As homeschoolers, we think and talk a lot about the importance of socialization and community connection. Despite the misconception of homeschoolers as antisocial, we are often more connected because we have to be intentional to make it happen. During this time of quarantine, community remains essential not only for the good of your kids, but also for your sanity! Here are a few tips from AOP for connecting meaningfully during this time away from friends and loved ones.
Calling, texting, and posting on social media are great outlets during this time, but nothing replaces face-to-face interaction. Thanks to all the free video calling services out there, you can get some of these face-to-face benefits through intentional video calling. Whether you use Facetime, Facebook Messenger video, Google Duo, or Whatsapp video, make sure you are seeing faces!
Don’t forget your older friends and family without smartphones! Get creative with how you can stay connected with them through video. Do you have an old phone or tablet that you could set up for them with video calling? If you go this route, keep things as simple as possible.
Talk about things other than the quarantine.
It’s only natural that everyone’s default right now is to be hyper-focused on details of the global health crisis. Talking about the stresses of this time can be therapeutic, but obsessing over it in every conversation poses a potential danger. Give your conversations about the quarantine a time limit. Ask about what other folks are reading and discuss. Tell stories of fun memories.
Just like you did before the quarantine, plan activities with your community. You can host a group workout for kids over Zoom or play charades with the cousins over Facetime. Rather than limiting your interactions to “check-in” calls, think of your calls as play dates. Set a time for them and plan for a specific activity that can excite everyone.
Don’t forget to protect family time.

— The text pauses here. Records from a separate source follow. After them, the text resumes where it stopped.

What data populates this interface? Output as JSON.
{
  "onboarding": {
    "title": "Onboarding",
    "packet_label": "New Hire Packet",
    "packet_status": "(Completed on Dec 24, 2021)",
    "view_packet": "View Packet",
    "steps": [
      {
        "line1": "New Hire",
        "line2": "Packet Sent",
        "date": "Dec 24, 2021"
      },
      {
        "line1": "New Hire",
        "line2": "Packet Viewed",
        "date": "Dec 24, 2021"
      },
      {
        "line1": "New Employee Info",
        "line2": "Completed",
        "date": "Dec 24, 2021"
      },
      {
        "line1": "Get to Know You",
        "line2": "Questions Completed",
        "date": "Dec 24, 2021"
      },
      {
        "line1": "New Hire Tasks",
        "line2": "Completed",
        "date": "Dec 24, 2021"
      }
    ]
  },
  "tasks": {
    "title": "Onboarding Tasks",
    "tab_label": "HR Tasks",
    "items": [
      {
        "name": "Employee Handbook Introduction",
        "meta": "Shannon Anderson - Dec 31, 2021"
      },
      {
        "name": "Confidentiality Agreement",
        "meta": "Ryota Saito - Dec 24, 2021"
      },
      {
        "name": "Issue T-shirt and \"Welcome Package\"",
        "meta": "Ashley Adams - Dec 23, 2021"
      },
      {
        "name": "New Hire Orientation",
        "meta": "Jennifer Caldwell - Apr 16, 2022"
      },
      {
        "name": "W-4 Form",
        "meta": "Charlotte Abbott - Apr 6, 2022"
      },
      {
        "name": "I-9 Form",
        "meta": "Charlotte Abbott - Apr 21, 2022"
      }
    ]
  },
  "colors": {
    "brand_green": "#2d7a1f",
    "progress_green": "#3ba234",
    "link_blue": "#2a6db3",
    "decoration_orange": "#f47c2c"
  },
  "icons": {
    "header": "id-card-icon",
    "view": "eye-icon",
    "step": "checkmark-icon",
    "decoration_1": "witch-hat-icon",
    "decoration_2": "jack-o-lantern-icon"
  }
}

During a time of uncertainty, we of course want to reach out and feel connected to our loved ones. Unfortunately, this time of separation may go on longer than we anticipate, and if you’re constantly reaching out to others, you may find yourself worn thin. Remember to protect your family time and tech-free time just like it has always been important to do. Disconnecting now and again to rest helps your times of connection feel even more meaningful and encouraging.